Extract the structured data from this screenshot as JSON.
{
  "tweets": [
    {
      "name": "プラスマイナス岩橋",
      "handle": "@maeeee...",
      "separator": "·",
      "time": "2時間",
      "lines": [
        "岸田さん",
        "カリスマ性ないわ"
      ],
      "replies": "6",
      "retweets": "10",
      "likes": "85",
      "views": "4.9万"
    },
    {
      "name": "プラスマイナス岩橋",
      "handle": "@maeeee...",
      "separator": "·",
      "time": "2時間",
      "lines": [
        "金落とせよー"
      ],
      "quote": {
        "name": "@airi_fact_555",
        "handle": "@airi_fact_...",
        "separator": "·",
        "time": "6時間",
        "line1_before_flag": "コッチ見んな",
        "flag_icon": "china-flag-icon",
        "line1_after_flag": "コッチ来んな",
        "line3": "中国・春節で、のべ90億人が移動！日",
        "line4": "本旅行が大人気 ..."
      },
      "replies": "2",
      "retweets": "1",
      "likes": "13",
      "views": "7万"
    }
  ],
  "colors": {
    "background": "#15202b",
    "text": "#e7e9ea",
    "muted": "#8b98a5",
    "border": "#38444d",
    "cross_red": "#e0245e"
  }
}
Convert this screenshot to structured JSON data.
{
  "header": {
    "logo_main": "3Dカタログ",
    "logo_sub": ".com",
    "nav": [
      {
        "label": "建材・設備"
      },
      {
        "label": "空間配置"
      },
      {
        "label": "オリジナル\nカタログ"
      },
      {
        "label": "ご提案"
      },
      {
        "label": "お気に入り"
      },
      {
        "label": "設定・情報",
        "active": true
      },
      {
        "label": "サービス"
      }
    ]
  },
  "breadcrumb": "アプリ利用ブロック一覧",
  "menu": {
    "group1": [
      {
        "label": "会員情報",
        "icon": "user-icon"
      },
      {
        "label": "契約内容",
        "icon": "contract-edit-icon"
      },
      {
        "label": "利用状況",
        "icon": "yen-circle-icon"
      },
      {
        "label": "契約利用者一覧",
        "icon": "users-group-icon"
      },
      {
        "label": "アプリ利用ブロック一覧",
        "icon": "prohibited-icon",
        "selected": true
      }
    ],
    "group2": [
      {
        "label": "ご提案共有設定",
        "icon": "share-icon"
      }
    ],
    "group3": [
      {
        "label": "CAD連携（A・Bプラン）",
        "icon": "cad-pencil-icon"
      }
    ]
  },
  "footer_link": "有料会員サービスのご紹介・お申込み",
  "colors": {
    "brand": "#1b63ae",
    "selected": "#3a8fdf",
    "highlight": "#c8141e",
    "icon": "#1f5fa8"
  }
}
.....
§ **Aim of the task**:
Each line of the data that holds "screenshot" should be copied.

§ **Problem solution**:
Extract the structured data from this screenshot as JSON.
Convert this screenshot to structured JSON data.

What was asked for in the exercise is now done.